A death in the family kills a lot of hopes and expectations built around the life of the person who is no more… or less. Raat Akeli Hai, a skillfully scripted whodunit that is much more than just a murder mystery, opens with two deaths, both connected to the same family. The patriarchal nightmare of the Singh parivar, a feudal kingdom where kinks and whims rule, where the men decide the quality of the air women should breathe, is brought to life in flickering colours of dark, furtive and suppressed emotions.
Straightaway we must applaud Pankaj Kumar’s cinematography. A lot of the intended incandescence of seething hearts is lost on the OTT platform. But what remains is still remarkable. First-time director Honey Trehan creates a dark, sinister and self-contained universe of painful gender discrimination shaken up by the murder of the patriarch (Thakur) on his wedding night… his second wedding night. Thakur’s bride is a free-spirited libertine or at least that’s how she comes across to be. She has been sleeping with both, the aged man of the house and his robust nephew Vikram.

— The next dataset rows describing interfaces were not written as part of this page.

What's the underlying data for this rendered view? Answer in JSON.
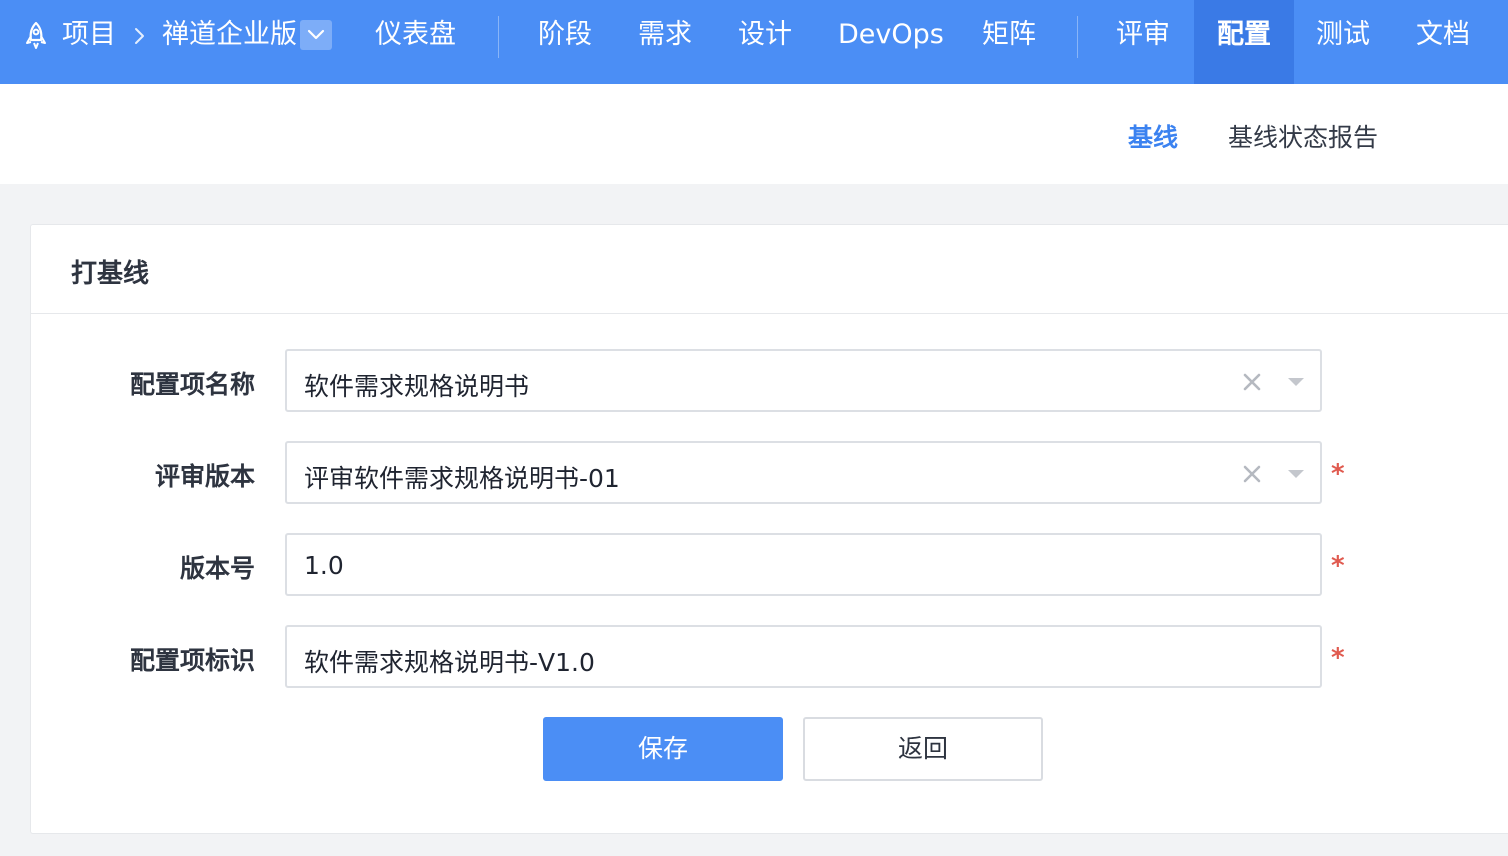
{
  "header": {
    "breadcrumb_root": "项目",
    "product_name": "禅道企业版",
    "nav": {
      "dashboard": "仪表盘",
      "stage": "阶段",
      "story": "需求",
      "design": "设计",
      "devops": "DevOps",
      "matrix": "矩阵",
      "review": "评审",
      "config": "配置",
      "test": "测试",
      "doc": "文档"
    },
    "active_nav": "配置",
    "colors": {
      "bar": "#4b8ef5",
      "active": "#3a7ae6"
    },
    "icons": {
      "logo": "rocket-icon",
      "separator": "chevron-right-icon",
      "product_switch": "chevron-down-icon"
    }
  },
  "subnav": {
    "baseline": "基线",
    "baseline_report": "基线状态报告",
    "active": "基线"
  },
  "panel": {
    "title": "打基线"
  },
  "form": {
    "config_item_name": {
      "label": "配置项名称",
      "value": "软件需求规格说明书",
      "required": false
    },
    "review_version": {
      "label": "评审版本",
      "value": "评审软件需求规格说明书-01",
      "required": true
    },
    "version_number": {
      "label": "版本号",
      "value": "1.0",
      "required": true
    },
    "config_item_id": {
      "label": "配置项标识",
      "value": "软件需求规格说明书-V1.0",
      "required": true
    },
    "required_mark": "*"
  },
  "actions": {
    "save": "保存",
    "back": "返回"
  }
}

Enter Inspector Jatil Yadav (played by Nawazuddin Siddiqui), a hard nut to crack and known to crack-open difficult cases, Jatil (with an ‘l’) is a Mama’s Boy attached at his mother Ila Arun’s apron strings. It doesn’t take him long to get attracted to Radha, the promiscuous and newly-widowed second wife of the recently-slayed Thakur. It’s to writer Smita Singh’s credit that she builds a remote humour around Jatil’s struggle to change his marital status. That he falls head over heels in love with Radha (played by Radhika Apte) is a providential for the plot. Not only does the growing relationship between the quirky cop and the wanton widow take the narrative to the level of a Greek tragedy but it also propels the whodunit into a kind of romantic somersault where love and murder mingle into a stirring, often provocative film.
In a film as complex and compelling as Raat Akeli Hai, the casting is supreme. Casting director-turned-filmmaker Trehan gives the murder mystery the actors it deserves. Nawazuddin and Radhika gather their considerable nervous energy into performances that constantly suggest there’s more to the proceedings than meets the eye. Raat Akeli Hai is impressively reined-in about its rage for a society that allows men to treat women as objects of lust. Every major character, man or woman is angry. But none is given the luxury of unchecked expression. The deep sorrow that encircles us while watching Raat Akeli Hai is all well worth experiencing. It is what makes life bearable.